It could also be a lot harder to build a true superapp in the US than in China, where there isn’t as much antitrust scrutiny stopping major communication platforms from establishing cross-industry monopolies.
If Musk is to achieve any of these goals, he will need smart people at Twitter to help him. With an already demoralized staff and his reported plan to cut 75 percent of the employee base, that’s going to be difficult.
In discussions with several current and former Twitter employees, staff described a climate of chaos and uncertainty.
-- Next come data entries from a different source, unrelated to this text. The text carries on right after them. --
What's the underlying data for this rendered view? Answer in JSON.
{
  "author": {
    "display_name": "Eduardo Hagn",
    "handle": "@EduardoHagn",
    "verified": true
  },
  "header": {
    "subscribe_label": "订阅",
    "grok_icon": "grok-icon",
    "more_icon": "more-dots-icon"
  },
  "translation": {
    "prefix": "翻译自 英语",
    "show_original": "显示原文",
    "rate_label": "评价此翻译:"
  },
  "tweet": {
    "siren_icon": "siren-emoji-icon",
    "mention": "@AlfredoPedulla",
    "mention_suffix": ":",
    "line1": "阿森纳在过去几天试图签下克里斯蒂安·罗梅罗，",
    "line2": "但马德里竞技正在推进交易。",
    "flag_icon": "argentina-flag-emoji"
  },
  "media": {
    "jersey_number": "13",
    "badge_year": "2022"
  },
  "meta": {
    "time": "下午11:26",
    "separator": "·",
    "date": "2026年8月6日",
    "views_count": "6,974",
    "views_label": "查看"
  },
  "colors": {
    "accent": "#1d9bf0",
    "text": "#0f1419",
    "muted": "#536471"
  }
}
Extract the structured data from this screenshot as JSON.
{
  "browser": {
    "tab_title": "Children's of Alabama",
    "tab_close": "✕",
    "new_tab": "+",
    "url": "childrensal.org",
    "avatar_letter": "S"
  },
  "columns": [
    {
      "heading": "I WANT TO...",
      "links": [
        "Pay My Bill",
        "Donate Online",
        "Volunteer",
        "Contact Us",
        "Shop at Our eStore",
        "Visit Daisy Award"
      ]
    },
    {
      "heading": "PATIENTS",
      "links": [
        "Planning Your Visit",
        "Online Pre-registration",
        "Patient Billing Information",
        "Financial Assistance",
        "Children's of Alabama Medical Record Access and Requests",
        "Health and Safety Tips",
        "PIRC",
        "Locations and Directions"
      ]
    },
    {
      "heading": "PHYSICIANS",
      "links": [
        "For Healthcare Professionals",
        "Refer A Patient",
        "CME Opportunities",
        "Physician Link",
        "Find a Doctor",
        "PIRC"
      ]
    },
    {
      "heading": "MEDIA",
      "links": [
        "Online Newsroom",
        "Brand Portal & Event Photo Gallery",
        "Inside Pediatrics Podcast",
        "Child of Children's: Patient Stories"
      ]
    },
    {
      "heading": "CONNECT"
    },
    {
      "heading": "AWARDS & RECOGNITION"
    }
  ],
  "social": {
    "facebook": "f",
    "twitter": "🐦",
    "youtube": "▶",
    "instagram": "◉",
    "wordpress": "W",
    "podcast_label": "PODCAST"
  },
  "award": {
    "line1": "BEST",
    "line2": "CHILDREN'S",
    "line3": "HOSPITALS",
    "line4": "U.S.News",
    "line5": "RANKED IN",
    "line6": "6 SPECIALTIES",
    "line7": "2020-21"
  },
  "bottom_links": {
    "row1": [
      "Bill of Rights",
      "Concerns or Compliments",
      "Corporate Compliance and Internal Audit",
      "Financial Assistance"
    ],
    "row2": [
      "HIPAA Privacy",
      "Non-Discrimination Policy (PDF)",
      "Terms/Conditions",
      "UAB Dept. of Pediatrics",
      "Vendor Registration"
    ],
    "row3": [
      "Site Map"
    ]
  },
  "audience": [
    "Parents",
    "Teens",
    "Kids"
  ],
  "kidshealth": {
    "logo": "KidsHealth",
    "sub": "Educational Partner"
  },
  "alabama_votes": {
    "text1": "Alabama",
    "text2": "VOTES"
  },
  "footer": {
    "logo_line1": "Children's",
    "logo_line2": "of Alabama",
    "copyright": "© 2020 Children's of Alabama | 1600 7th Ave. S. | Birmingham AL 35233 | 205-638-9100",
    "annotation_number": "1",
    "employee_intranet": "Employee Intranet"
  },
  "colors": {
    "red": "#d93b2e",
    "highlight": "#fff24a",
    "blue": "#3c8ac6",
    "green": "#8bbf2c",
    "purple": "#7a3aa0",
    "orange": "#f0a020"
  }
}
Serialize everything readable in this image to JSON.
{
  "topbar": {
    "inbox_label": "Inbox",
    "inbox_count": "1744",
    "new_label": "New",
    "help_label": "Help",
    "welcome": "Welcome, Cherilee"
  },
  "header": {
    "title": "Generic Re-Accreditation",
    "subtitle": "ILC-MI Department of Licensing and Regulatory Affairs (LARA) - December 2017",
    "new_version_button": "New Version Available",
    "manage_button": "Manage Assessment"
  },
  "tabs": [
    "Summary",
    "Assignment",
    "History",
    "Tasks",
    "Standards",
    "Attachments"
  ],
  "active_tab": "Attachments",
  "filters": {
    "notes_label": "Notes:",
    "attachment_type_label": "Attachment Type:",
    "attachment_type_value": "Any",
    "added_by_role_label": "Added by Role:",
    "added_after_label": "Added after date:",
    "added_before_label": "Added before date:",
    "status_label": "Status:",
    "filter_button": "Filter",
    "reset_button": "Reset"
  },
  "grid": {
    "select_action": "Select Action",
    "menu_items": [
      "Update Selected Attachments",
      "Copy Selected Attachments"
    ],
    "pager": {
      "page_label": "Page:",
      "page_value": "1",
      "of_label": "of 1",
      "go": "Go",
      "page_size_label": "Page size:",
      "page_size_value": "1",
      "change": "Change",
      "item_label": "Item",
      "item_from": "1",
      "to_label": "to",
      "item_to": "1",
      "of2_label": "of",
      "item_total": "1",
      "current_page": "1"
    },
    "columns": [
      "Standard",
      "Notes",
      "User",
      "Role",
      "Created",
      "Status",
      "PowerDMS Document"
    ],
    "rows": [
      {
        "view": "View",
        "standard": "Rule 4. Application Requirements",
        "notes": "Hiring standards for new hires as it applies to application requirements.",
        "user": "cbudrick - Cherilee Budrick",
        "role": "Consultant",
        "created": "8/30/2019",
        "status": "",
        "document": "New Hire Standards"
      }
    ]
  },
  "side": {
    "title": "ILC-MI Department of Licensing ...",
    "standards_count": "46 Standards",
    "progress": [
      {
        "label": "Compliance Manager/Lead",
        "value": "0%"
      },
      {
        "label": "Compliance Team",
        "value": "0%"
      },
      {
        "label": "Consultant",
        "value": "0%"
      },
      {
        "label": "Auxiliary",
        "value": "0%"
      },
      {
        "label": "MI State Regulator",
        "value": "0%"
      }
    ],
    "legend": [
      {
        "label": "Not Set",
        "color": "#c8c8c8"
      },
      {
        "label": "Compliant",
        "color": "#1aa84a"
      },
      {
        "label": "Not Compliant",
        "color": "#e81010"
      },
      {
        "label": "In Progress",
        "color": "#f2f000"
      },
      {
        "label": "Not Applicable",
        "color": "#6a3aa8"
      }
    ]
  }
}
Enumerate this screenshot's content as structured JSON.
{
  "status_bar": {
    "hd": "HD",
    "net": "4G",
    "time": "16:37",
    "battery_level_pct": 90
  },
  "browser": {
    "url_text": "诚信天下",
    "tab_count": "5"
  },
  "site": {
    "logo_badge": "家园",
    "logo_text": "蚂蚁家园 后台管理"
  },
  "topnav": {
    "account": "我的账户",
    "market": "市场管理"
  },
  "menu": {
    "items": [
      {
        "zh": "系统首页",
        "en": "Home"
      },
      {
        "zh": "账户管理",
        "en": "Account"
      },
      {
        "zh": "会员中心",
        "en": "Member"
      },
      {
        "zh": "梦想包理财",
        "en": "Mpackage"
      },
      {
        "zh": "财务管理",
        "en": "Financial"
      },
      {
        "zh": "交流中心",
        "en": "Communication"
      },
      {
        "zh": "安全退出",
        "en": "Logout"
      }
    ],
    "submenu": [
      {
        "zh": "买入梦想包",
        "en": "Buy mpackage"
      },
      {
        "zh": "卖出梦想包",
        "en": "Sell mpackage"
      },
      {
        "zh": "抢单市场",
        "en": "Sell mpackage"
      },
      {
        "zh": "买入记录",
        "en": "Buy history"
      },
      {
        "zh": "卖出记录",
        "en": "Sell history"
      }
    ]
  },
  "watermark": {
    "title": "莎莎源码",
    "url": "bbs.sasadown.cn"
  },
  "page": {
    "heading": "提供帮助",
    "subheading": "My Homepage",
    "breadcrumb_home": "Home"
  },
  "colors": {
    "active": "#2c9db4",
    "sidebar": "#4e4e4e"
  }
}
Some employees circulated a petition on Tuesday protesting Musk’s plans to cut 75 percent of Twitter’s workforce, and “to not be treated as mere pawns in a game played by billionaires.”
One current employee, who asked not to be named for fear of repercussions for speaking with the press, said that everyone they know at the company is either “leaving or planning to leave.”
Many sources Recode spoke to found it implausible that Musk could effectively keep Twitter running with the kinds of drastic staff reductions he’s reportedly planned.
“It’s not only operations that will be hit. It takes many people and moving parts to meet basic regulatory and legal compliance in various parts of the world. How does [Musk] plan to continue to do that?” said Sarah T. Roberts, a former researcher at Twitter who left the company recently and is now a professor of information studies at UCLA.
One Twitter engineer, Manu Cornet, has been posting cartoons on his blog that reflect the current mood at Twitter.
In one sketch, Cornet drew passengers sitting on a Twitter-branded plane, crouched and bracing for impact.
If there’s one thing we know by now in following the Elon-Twitter deal, it’s that what Musk says he’ll do can be very different from what he actually ends up doing. But in the next few months, Twitter employees and Twitter users should be prepared for turbulent times.